We enjoyed a striper bonanza!
We don't reward for bad behavior," was my stern message to the more than 30 young people who attended a hunter education class that I was in charge of a couple of years ago.
That message is given at the start of every hunter education class that I am part of as a volunteer chief instructor for the Arizona Game and Fish Department.
In each of our classes that the team of fellow volunteer instructors and I teach, we offer a couple of incentives for the young adults not to become disciplinary problems during the two weekends we have them in class.
One of the incentives is that four of the graduates, known as honor graduates as voted on by a consensus of the instructor staff, have their names sent in to G&F in Phoenix to be entered into a drawing where they could end up on an all-expenses-paid pheasant hunting trip at the Chauncy Ranch near Cordes Junction.
The other incentive that our team does is to offer a night time striper fishing trip with the chief instructor for two students in the class.
One trip automatically goes to the top honor graduate, but the other is selected from the pool of young adults who have not had any disciplinary issues during the class.
The selection is random and we let the top honor graduate pull the name of one lucky student from the hat.

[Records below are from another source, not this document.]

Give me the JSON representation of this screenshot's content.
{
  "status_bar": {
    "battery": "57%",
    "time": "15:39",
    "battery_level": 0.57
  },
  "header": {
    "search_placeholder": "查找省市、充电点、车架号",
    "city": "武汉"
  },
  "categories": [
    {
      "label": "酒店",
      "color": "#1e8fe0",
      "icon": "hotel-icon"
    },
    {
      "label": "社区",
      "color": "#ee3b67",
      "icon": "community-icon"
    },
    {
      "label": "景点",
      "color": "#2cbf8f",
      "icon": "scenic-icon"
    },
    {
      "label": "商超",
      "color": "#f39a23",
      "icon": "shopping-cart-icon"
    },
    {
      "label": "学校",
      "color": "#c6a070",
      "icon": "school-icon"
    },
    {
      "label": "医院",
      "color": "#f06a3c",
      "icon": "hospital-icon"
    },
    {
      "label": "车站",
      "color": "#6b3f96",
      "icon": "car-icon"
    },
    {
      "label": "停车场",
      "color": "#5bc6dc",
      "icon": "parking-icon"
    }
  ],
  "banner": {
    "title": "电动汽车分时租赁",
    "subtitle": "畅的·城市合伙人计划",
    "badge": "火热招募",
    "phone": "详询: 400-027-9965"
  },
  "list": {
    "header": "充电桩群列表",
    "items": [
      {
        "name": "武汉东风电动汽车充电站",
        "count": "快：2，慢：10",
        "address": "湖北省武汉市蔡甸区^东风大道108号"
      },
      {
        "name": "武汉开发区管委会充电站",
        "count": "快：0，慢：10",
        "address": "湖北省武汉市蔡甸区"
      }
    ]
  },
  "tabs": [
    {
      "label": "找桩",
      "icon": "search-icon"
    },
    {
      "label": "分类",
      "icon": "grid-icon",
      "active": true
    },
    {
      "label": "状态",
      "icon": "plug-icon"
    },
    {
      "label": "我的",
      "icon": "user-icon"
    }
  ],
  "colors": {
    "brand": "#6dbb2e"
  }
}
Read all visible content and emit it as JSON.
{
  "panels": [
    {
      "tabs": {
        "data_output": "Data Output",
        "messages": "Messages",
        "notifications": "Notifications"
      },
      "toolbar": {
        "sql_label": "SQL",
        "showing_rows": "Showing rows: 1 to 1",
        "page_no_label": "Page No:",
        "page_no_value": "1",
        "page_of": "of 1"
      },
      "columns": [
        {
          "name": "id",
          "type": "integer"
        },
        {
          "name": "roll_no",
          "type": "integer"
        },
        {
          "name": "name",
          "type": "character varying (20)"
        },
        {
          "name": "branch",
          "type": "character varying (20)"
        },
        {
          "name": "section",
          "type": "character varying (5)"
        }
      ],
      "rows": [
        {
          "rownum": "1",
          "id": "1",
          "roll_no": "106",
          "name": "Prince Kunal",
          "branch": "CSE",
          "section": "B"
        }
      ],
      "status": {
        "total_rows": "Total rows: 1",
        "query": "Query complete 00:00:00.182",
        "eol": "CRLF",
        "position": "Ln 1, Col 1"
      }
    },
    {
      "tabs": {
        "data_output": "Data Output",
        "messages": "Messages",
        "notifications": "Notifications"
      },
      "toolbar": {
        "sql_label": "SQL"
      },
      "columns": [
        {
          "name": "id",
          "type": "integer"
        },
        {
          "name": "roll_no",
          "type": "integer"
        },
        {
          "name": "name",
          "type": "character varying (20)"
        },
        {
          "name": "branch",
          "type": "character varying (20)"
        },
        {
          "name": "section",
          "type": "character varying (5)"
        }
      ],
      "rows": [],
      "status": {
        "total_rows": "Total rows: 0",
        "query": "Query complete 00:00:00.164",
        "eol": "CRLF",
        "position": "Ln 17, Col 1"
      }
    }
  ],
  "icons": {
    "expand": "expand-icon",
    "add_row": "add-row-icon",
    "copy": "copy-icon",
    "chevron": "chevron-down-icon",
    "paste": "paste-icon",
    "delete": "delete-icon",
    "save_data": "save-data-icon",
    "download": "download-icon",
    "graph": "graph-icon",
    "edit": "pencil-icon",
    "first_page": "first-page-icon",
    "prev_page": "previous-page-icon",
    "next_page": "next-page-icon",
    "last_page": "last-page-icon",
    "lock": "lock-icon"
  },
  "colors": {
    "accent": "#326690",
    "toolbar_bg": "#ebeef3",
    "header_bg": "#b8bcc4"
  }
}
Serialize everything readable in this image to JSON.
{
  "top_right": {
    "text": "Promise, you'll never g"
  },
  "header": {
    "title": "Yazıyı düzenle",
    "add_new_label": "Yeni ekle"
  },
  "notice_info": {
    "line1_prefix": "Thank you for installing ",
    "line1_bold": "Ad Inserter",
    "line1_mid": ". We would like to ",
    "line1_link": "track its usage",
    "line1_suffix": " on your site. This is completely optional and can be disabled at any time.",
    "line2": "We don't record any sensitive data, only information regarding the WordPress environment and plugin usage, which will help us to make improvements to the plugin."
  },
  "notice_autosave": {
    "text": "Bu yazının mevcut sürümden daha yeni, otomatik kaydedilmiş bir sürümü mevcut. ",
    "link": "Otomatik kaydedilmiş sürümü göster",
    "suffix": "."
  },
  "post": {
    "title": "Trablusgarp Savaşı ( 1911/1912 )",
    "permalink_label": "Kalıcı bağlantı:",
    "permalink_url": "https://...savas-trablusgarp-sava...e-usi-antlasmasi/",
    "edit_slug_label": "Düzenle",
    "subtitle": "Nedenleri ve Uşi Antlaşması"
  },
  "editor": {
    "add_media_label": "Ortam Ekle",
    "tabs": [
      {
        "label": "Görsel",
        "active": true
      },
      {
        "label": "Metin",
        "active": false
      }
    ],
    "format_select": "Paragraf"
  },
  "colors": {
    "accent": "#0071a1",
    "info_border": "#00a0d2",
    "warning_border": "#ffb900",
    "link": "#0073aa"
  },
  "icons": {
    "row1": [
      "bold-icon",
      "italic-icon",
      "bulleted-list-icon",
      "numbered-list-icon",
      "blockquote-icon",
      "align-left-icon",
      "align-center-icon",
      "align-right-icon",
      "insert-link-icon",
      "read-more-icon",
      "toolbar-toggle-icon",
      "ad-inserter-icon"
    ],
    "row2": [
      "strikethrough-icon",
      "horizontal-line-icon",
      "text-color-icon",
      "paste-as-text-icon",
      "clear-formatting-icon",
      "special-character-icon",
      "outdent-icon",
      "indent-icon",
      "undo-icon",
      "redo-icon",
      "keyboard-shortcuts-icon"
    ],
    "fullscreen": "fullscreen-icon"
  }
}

That lucky student a few classes ago was Jake Cave.
Jake was 10-years-old when he took the class, and he finished as our No. 3 graduate, proving that not only is he a good kid but also a great student.
It seemed like everytime we tried to schedule a trip for him and his dad, John, something came up and we couldn't go.
Finally, last week it all came together and the long awaited trip was set to go.
The plan called for me to go to my fishing place in Meadview on Tuesday morning and get things ready while Jake and John would come up after John got off work.
The wind was blowing hard when I got there and I sure didn't want to jeopardize our safety, so we waited until well after sundown when the water at South Cove calmed down.
We headed out around 9 p.m., and after a 30-minute boat ride, stopped and anchored.
It didn't take long for the action to start. We caught a few fish, and if you know kids at all, most of the time they need lots of action to keep them engaged.
Well, Jake hadn't waited for two years just to give up as the fishing was slow at first. He moved around the boat, looking for that spot that would produce him fish.
Finally around 2 a.m., the moon came out and we got a little breeze.
That turned what had been a slow night into one that had a wide-open bite.
John at times couldn't get his pole in the water as Jake was reeling them in one after another!
It didn't take long before we had three ice chests almost full of fish, and Jake had caught more stripers in one trip than he had in his entire life!
Our final tally was this. We caught 101 stripers and four catfish.
We were all happy and Jake acknowledged that it was worth the wait.
Our next two-weekend hunter education class will start on July 31, and we'll start taking pre-registrations on July 1.
If there are any young adults out there who need the class in order to go hunting this fall, make sure you sign up.
And if you study hard and do your homework, and don't have any disciplinary problems during the class, who knows, you might be going on a striper fishing trip to Lake Mead next spring!